Weird feeling, a little odd and numb and empty to hear about the latest in a recent run of musicians moving on. I remember looking up a long list of bands who released albums in 1982 and thinking to include “Special Beat Service.” I ought to dust it off this week. Part of it is seeing how clearly he was who he was so young, and that the clarity lasted and can still be seen by so many. Part of it is marveling at the band going by two names, and then its leads forming a completely different project, and then its leads forming versions of the original band: nobody does anything like that anymore, do they?

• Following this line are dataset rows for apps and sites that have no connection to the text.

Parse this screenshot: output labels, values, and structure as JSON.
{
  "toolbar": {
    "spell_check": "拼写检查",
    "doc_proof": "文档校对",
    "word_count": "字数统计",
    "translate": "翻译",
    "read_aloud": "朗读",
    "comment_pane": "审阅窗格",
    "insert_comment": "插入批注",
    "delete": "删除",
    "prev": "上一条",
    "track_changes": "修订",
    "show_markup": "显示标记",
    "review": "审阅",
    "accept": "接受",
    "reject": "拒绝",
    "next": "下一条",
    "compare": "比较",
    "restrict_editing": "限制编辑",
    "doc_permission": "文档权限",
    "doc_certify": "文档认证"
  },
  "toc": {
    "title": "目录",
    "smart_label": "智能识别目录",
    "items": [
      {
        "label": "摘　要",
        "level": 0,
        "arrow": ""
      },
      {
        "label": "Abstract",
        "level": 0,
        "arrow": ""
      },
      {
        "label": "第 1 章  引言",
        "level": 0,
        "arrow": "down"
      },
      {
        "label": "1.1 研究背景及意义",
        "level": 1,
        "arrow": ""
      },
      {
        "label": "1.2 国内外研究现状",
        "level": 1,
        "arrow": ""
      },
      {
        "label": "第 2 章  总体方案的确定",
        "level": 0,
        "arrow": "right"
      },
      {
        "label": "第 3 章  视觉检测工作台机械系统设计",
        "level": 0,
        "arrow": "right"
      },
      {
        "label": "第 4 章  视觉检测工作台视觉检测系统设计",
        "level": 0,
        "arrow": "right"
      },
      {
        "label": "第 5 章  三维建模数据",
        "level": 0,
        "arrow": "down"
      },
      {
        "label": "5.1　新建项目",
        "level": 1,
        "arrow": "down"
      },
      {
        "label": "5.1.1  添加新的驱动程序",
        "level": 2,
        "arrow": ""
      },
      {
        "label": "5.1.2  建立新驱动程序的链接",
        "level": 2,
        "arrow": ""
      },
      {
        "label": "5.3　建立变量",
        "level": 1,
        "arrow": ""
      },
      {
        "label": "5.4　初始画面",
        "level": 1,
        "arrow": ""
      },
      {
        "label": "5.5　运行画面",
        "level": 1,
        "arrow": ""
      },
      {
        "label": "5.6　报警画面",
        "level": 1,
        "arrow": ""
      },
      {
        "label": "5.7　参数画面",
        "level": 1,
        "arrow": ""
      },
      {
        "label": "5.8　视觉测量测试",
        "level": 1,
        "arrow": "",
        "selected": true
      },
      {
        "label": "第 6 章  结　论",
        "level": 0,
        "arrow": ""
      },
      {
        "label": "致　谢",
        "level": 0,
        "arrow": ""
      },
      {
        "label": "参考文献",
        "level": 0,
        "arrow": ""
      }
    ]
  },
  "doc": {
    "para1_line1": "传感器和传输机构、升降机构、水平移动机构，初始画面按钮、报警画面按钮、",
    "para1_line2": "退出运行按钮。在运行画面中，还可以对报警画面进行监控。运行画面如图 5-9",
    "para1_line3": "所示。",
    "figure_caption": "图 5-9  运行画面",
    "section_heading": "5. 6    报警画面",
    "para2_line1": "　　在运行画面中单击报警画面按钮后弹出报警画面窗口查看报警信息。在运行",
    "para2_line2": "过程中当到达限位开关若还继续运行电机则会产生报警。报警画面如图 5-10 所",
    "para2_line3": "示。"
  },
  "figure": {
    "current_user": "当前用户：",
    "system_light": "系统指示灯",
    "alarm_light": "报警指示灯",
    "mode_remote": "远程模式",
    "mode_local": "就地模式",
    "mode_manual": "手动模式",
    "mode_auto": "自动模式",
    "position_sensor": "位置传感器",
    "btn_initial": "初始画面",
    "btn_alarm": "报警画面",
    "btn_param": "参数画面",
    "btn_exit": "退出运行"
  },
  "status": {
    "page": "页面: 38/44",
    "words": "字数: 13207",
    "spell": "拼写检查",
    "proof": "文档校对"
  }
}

Up early and out to drop A. off, and then off to wait out the tail end of the morning’s inbound rush-hour traffic. I wandered through a big-box store under renovation. I hadn’t set foot in the place in months, but seeing the tile stripped away to rudely reveal cement made it feel even more under-construction than the rearranged aisles and extensive clearance-sale racks. I went back and forth on buying a $20 analog watch, but figured it made more sense to try to replace the metal watch band instead. I did spring for a 3.5mm-to-Lightning adapter, thanks to the clerk managing to tear his eyes away from his iPhone streaming today’s product-announcement event. I stared at some promising bands before realizing they were for smart watches. Glad I got smart, just in time. Then home for a little piano time before work and weather.
I wasn’t expecting this to be one of the songs I liked on Lucy Rose’s new album “No Words Left.” I can’t read the title, after all, without thinking of the song on Frank Ocean’s “Blond(e)” album, or one of the verses in St. Vincent’s “New York.” If you’re going for it, then you’d better be able to make it work, make it more than an easy aural pun. Maybe it’s the melancholy in the major sevenths, or the orchestration at the margins, but to my ears she clears the bar and then some. I’ll try it out a few more times to see if I can sort out the best bits.